Chromosomal translocations are now well understood to not only constitute signature molecular markers for certain human cancers but often also to be causative in the genesis of that tumor. Despite the obvious importance of such events, the molecular mechanism of chromosomal translocations in human cells remains poorly understood. Part of the explanation for this dearth of knowledge is due to the complexity of the reaction and the need to archaeologically work backwards from the final product (a translocation) to the original unrearranged chromosomes to infer mechanism. Although not definitive, these studies have indicated that the aberrant usage of endogenous DNA repair pathways likely lies at the heart of the problem. An equally obfuscating aspect of this field, however, has also originated from the unfortunate species-specific differences that appear to exist in the relevant model systems that have been utilized to investigate this process. Specifically, yeast and murine systems (which are often used by basic science investigators) rely on different DNA repair pathways to promote chromosomal translocations than human somatic cells. In this chapter, we will review some of the basic concepts of chromosomal translocations and the DNA repair systems thought to be responsible for their genesis with an emphasis on underscoring the differences between other species and human cells. In addition, we will focus on a specific subset of translocations that involve the very end of a chromosome (a telomere). A better understanding of the relationship between DNA repair pathways and chromosomal translocations is guaranteed to lead to improved therapeutic treatments for cancer.

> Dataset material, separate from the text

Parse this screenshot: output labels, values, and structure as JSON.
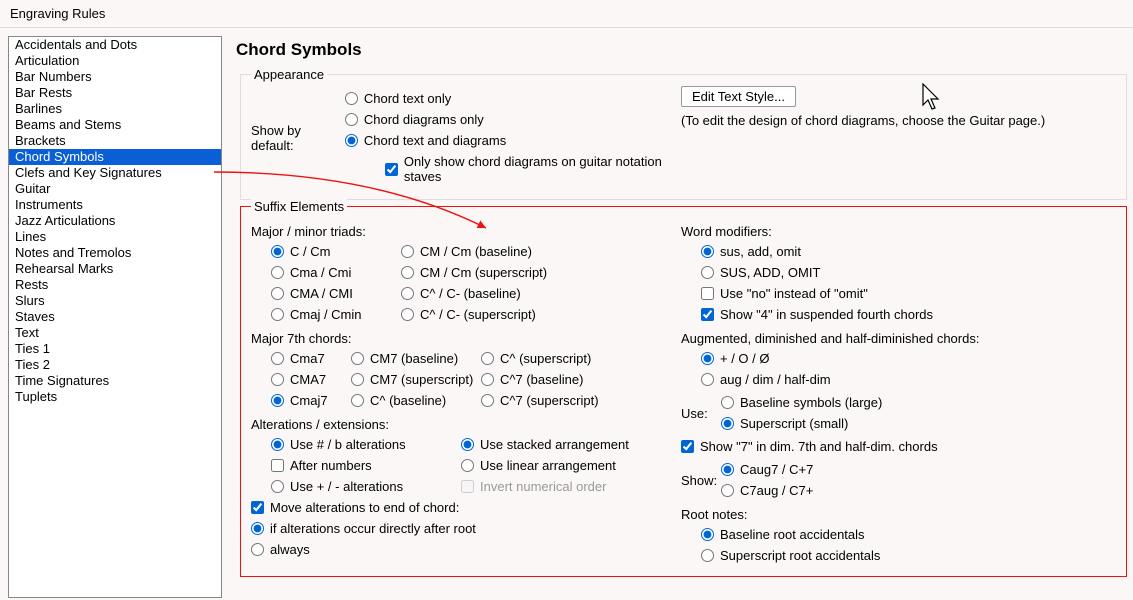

|Original language||English (US)|
|Title of host publication||Advances in Experimental Medicine and Biology|
|Publisher||Springer New York LLC|
|Number of pages||24|
|State||Published - 2018|
|Name||Advances in Experimental Medicine and Biology|
Bibliographical noteFunding Information:
Acknowledgements Work in the Hendrickson laboratory was supported in part by grants from the NIH (GM088351) and the NCI (CA154461 and CA190492). Work in the Baird laboratory was supported by the Cancer Research UK (C17199/A18246). Both authors thank previous and current members of their respective laboratories for their contributions to this work. EAH thanks Dr. Anja-Katrin Bielinsky (University of Minnesota) for her comments on the manuscript.
- Chromosomal translocations
- DNA DSB Repair